━━━ EXTRACTED MATERIAL
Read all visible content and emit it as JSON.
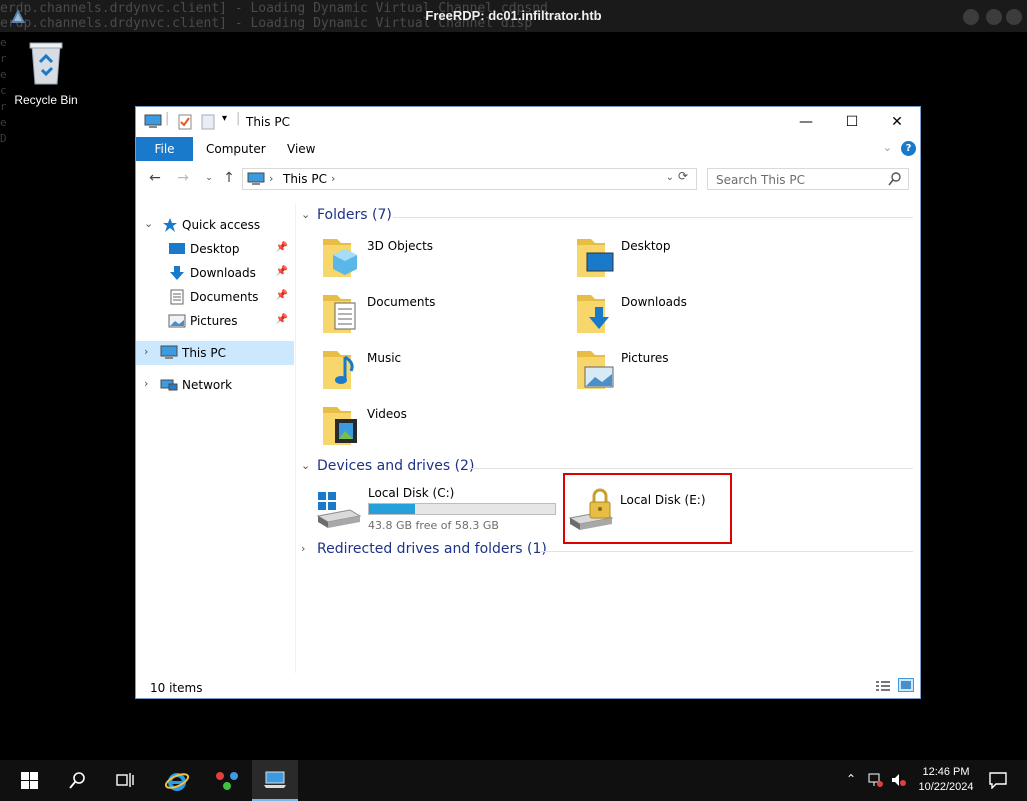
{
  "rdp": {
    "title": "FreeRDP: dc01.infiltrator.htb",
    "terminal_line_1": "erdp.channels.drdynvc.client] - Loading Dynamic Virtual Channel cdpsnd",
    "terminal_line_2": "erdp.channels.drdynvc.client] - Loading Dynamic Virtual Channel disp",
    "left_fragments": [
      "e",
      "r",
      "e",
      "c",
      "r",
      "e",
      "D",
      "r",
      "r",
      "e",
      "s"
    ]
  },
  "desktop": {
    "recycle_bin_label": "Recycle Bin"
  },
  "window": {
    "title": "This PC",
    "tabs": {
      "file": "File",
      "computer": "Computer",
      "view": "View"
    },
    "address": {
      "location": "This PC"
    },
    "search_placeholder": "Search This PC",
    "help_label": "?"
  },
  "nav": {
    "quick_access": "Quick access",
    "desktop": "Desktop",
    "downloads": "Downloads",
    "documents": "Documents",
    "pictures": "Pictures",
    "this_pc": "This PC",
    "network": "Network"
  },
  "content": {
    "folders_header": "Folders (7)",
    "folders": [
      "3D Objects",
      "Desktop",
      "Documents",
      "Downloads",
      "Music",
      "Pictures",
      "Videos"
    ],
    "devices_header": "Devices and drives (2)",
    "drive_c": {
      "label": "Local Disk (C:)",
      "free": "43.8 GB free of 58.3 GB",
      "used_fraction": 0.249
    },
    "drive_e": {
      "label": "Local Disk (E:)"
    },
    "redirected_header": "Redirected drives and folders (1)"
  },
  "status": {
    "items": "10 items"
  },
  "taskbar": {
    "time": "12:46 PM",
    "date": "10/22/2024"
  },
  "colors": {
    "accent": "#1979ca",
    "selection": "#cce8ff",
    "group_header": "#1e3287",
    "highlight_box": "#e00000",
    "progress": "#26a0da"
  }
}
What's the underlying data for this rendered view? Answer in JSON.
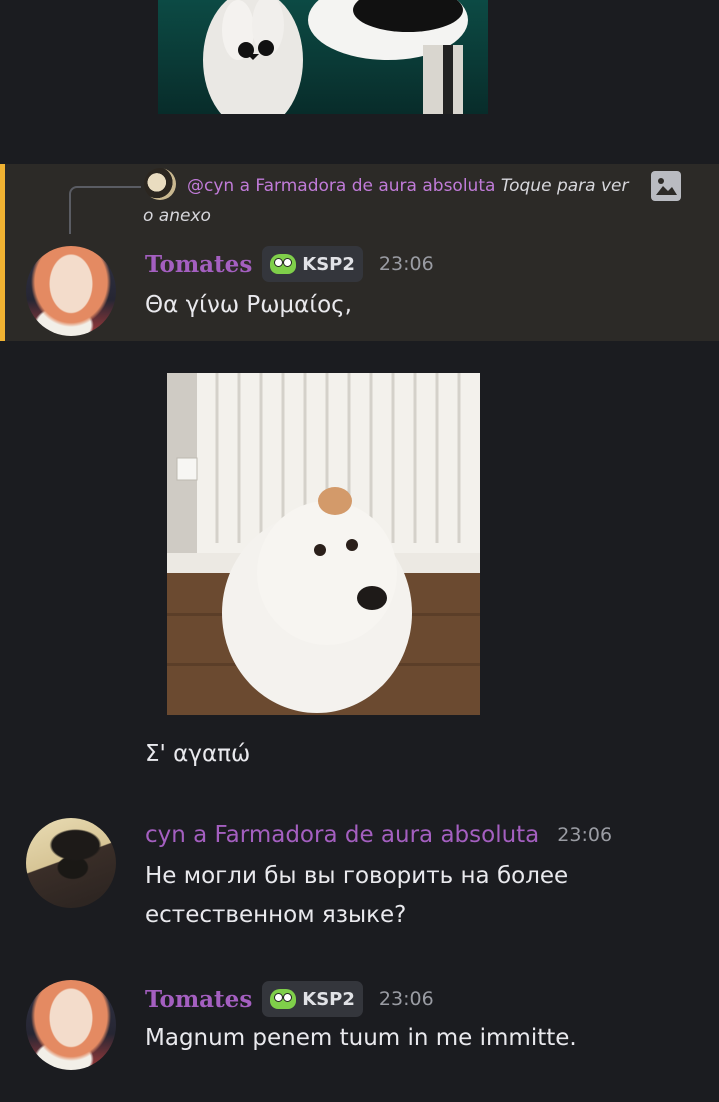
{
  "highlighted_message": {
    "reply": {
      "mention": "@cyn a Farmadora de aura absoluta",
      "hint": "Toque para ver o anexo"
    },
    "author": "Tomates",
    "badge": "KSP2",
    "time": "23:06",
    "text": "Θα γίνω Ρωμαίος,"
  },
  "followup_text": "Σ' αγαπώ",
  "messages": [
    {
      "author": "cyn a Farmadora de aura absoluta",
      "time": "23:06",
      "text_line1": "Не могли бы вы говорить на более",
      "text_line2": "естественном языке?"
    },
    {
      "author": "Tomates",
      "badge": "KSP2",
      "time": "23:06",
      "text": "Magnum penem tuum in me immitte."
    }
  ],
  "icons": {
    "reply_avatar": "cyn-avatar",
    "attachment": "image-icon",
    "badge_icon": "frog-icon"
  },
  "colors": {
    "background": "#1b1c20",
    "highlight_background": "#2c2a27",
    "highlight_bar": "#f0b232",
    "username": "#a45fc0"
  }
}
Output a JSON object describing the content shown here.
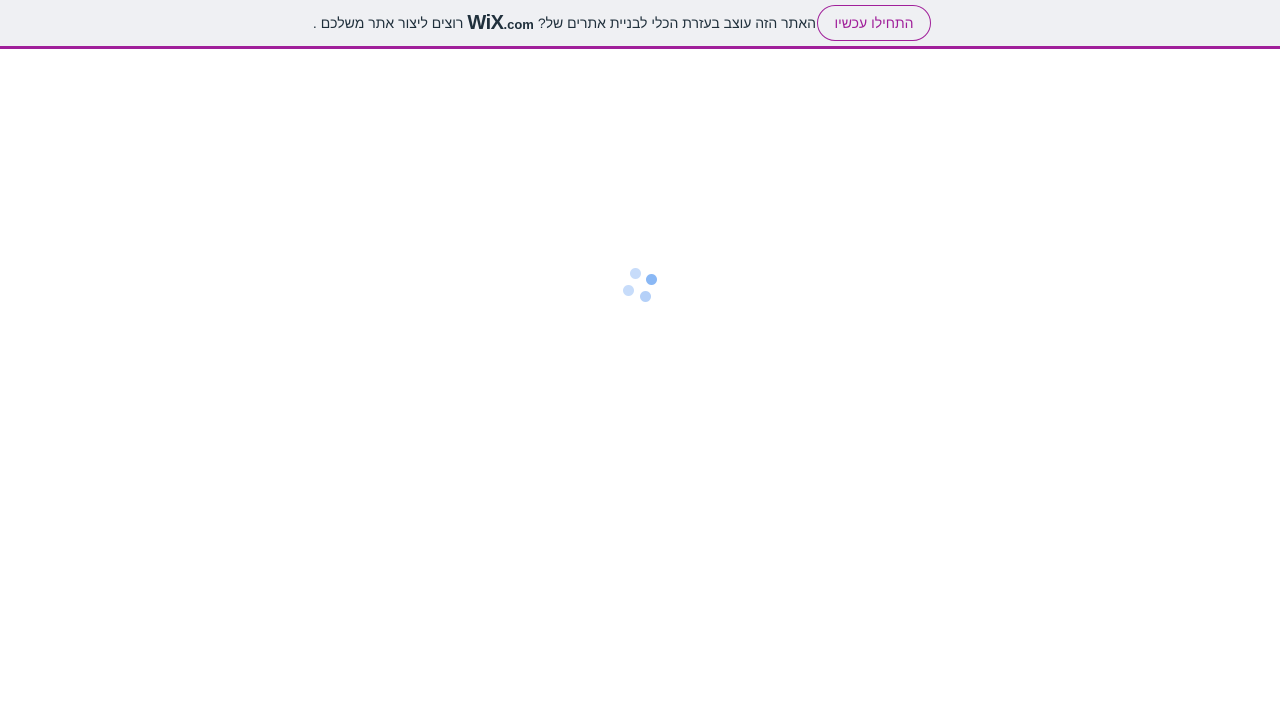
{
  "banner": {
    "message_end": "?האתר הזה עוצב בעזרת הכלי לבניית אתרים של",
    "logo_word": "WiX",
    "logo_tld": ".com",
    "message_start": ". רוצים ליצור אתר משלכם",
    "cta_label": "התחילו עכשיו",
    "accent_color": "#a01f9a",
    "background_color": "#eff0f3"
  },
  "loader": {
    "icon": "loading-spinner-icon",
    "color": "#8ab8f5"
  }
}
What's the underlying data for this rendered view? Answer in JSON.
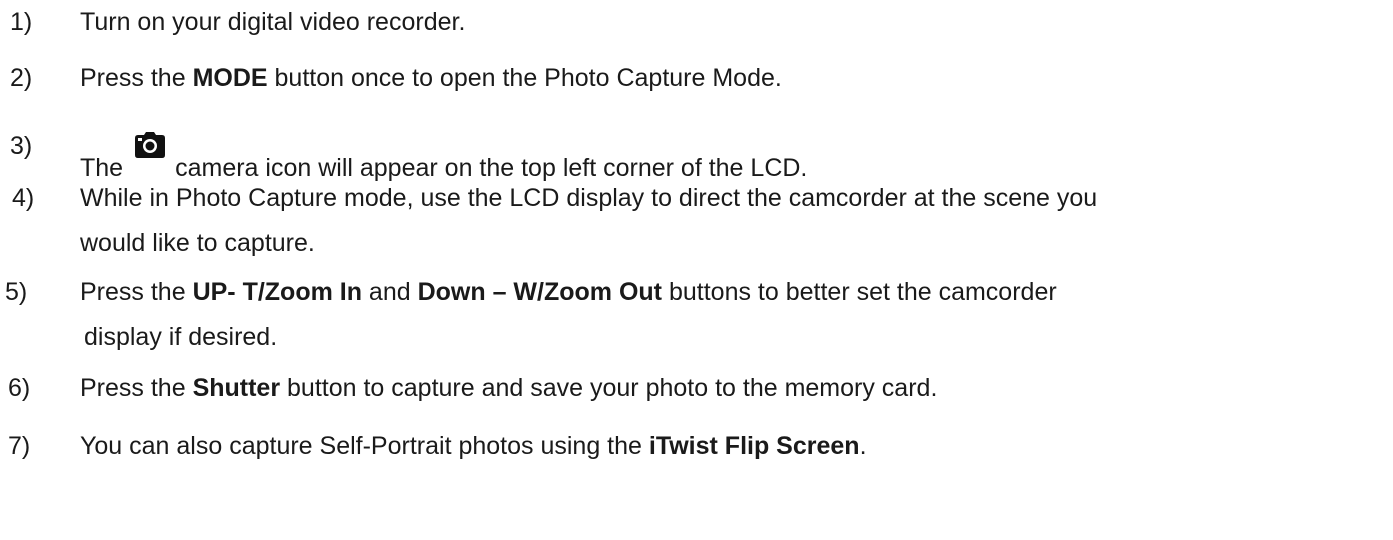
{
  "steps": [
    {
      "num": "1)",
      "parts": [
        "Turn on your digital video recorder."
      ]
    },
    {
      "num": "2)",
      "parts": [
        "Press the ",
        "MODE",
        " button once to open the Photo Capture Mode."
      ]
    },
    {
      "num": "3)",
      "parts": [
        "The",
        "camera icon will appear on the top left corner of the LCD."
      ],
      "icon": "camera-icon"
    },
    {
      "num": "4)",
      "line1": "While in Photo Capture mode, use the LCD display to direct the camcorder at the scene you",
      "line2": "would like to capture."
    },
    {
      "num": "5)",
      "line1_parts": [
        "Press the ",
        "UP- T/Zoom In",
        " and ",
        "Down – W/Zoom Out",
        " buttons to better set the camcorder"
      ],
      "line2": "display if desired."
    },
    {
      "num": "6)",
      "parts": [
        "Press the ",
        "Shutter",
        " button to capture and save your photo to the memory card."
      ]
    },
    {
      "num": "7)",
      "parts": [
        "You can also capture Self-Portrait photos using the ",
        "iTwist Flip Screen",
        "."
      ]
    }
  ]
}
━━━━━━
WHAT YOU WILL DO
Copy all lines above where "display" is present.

THE COMPLETED TASK
      "line1": "While in Photo Capture mode, use the LCD display to direct the camcorder at the scene you",
      "line2": "display if desired."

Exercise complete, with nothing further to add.